YOUR GOAL - Search the entries for the word "find" and copy each line that has it.

[Dataset rows describing interfaces]
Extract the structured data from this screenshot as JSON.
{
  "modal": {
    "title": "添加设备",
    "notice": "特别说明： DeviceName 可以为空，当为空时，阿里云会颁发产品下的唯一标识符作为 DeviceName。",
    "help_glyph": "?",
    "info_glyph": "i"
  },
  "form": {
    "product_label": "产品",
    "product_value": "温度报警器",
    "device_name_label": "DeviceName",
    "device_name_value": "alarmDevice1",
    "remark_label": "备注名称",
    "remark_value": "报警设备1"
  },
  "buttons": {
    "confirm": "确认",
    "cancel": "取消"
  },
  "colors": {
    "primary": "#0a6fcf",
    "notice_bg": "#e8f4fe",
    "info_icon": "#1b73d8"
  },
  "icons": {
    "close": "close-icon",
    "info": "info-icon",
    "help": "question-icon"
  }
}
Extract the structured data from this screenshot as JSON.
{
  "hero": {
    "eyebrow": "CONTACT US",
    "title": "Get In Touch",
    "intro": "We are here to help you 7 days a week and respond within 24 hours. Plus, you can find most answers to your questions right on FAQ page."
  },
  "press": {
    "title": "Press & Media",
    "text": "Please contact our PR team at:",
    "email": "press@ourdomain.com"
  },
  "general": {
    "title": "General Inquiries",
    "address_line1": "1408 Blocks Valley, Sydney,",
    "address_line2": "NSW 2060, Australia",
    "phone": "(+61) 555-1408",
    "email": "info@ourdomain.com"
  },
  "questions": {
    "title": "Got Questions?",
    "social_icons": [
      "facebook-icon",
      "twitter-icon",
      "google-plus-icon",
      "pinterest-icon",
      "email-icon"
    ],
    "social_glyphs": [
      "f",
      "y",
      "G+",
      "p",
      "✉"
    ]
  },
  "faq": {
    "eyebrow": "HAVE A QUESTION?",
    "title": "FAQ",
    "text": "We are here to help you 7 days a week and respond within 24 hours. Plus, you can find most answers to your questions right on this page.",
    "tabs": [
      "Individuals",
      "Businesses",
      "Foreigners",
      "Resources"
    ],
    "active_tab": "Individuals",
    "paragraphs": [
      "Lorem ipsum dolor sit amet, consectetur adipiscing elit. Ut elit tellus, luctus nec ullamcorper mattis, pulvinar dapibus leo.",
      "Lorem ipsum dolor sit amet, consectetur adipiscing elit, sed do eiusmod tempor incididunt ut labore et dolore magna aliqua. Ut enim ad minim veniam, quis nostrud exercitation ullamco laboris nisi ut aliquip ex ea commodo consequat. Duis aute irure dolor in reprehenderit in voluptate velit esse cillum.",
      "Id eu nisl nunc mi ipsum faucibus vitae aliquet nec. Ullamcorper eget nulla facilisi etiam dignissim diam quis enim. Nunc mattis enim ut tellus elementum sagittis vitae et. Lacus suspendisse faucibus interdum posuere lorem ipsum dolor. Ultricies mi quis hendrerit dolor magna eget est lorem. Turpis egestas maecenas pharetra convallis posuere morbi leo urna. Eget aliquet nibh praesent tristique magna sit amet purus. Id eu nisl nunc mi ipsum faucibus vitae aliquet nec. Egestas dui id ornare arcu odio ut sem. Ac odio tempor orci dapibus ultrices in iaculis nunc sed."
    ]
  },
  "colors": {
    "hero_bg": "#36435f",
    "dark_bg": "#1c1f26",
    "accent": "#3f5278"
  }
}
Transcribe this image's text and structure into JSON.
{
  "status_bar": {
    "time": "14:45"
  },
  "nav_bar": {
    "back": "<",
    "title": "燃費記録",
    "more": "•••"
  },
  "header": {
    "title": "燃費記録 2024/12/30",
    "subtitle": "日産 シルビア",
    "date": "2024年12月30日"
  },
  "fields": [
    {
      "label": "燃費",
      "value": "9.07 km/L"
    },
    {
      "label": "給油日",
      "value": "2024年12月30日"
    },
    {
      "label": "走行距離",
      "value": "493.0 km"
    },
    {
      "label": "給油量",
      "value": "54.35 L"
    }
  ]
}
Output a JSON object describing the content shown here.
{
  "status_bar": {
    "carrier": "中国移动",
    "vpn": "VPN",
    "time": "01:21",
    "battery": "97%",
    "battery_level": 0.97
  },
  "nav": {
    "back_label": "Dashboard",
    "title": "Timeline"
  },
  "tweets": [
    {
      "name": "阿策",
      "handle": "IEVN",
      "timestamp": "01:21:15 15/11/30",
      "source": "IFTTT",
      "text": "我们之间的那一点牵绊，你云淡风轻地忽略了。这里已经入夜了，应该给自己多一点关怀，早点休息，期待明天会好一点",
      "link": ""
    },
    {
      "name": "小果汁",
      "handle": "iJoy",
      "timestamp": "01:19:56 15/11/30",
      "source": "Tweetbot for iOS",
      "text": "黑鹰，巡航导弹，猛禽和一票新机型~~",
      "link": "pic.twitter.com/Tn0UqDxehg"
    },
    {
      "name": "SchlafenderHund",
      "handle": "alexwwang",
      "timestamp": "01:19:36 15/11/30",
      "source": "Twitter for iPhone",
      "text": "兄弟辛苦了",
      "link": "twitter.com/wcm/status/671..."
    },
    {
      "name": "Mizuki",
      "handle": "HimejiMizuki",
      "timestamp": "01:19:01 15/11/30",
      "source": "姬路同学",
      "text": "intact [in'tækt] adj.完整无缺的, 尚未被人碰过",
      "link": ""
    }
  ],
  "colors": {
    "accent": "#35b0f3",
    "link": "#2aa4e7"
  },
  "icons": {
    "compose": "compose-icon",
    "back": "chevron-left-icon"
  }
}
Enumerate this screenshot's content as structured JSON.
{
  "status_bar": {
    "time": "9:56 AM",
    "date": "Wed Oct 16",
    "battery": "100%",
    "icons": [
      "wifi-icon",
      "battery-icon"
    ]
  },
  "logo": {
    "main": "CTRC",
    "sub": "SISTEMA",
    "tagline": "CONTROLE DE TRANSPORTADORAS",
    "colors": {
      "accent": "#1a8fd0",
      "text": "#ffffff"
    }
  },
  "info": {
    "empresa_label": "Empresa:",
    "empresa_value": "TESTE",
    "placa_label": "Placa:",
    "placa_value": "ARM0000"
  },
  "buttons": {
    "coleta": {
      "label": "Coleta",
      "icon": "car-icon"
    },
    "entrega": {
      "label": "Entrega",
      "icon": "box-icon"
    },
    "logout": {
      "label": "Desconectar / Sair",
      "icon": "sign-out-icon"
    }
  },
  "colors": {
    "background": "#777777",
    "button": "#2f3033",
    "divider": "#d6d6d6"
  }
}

SOLUTION TO THE EXERCISE -
    "intro": "We are here to help you 7 days a week and respond within 24 hours. Plus, you can find most answers to your questions right on FAQ page."
    "text": "We are here to help you 7 days a week and respond within 24 hours. Plus, you can find most answers to your questions right on this page.",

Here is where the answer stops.